Former IDF deputy chief of staff Maj.-Gen. Yair Golan told a research panel in Washington DC Tuesday he does not consider the Kurdish resistance movement PKK (Kurdistan Workers' Party) a terrorist organization, despite the fact that it appears on the US’s list of terror groups.
"In my personal opinion, the PKK is not a terrorist organization," said Golan.
Turkey and the European Union have also designated the PKK a terrorist organization. Since 1984, the organization, based in Iraq and Tukey, has carried out attacks and bombings against Turkish targets—both civilian and military—and has killed more than 40,000 people.
The Kurdish resistance declared a ceasefire in 2013, but two years later the accord collapsed and the Turkish-Kurdish conflict has continued to claim many lives, especially in southeastern Turkey where there is a large concentration of Kurds.
Golan made headlines in the past when during a speech given at a Holocaust Remembrance Day ceremony last year he cautioned against allowing trends which led to the Holocaust to enter Israeli society, which he said were evident today.
"If anything frightens me about the memory of the Holocaust, it's looking at ghastly processes taking place in Europe in general and Germany in particular 70, 80 or 90 years ago and finding many parallels to Israel of 2016," he said, prompting a harsh backlash and criticism from Prime Minister Benjamin Netanyahu.

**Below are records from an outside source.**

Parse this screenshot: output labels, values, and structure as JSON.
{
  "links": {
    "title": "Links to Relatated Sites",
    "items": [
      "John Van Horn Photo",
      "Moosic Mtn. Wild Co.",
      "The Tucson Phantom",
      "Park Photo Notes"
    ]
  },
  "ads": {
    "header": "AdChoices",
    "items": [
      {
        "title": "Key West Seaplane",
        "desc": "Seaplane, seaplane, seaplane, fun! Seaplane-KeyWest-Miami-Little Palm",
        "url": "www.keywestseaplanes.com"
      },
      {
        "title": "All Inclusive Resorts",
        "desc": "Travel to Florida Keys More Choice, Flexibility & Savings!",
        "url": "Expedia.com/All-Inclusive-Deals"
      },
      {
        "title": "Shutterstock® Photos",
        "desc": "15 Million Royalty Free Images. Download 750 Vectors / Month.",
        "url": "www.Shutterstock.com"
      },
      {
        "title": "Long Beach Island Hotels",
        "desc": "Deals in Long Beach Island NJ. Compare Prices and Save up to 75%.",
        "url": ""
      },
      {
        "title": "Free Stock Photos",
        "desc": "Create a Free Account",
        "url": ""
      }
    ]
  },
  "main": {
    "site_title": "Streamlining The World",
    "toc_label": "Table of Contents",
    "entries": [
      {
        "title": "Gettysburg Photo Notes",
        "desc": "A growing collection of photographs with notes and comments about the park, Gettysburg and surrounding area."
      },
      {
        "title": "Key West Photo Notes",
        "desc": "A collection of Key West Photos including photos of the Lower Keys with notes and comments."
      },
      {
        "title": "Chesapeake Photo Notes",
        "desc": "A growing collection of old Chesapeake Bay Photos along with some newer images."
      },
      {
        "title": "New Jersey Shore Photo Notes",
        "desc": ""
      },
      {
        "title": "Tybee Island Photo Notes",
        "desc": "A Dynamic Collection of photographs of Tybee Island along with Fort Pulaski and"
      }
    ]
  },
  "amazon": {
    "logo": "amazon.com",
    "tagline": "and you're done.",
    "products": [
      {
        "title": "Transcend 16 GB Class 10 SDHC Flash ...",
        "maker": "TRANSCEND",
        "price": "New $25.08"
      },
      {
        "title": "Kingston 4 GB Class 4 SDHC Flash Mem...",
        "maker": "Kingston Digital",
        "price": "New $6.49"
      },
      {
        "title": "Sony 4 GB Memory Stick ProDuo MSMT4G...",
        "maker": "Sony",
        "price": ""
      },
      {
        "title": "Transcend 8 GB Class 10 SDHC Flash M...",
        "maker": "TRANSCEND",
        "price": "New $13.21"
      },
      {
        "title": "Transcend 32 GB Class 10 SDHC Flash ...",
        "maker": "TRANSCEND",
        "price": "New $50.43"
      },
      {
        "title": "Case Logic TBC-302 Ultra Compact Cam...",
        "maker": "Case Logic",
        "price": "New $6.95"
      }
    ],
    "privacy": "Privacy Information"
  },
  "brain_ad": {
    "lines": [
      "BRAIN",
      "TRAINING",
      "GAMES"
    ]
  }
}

Last Friday, Golan told a security conference in Washington DC Israel will not be able to fight against Iran without US assistance, according to reports on the website DefenseNews.
In order to achieve victory over Iran in any possible future military showdown, American help would be essential, he reportedly said during his speech at the Washington Institute.